WHAT IS EXPECTED. Extract each line of the data and write it out again exactly.
######
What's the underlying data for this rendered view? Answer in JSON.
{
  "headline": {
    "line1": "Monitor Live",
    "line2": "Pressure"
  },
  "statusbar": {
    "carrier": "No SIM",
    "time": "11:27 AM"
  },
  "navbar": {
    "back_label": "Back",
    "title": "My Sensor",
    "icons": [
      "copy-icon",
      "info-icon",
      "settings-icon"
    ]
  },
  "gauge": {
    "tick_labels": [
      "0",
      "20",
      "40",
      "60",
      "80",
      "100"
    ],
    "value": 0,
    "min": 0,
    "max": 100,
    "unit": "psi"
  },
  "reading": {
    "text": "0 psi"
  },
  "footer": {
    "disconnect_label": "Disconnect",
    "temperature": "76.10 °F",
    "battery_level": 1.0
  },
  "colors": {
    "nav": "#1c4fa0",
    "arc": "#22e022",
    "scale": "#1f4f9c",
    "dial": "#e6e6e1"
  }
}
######
RESPONSE TO THE TASK.
What's the underlying data for this rendered view? Answer in JSON.
{
  "headline": {
    "line1": "Monitor Live",
    "line2": "Pressure"
  },
  "statusbar": {
    "carrier": "No SIM",
    "time": "11:27 AM"
  },
  "navbar": {
    "back_label": "Back",
    "title": "My Sensor",
    "icons": [
      "copy-icon",
      "info-icon",
      "settings-icon"
    ]
  },
  "gauge": {
    "tick_labels": [
      "0",
      "20",
      "40",
      "60",
      "80",
      "100"
    ],
    "value": 0,
    "min": 0,
    "max": 100,
    "unit": "psi"
  },
  "reading": {
    "text": "0 psi"
  },
  "footer": {
    "disconnect_label": "Disconnect",
    "temperature": "76.10 °F",
    "battery_level": 1.0
  },
  "colors": {
    "nav": "#1c4fa0",
    "arc": "#22e022",
    "scale": "#1f4f9c",
    "dial": "#e6e6e1"
  }
}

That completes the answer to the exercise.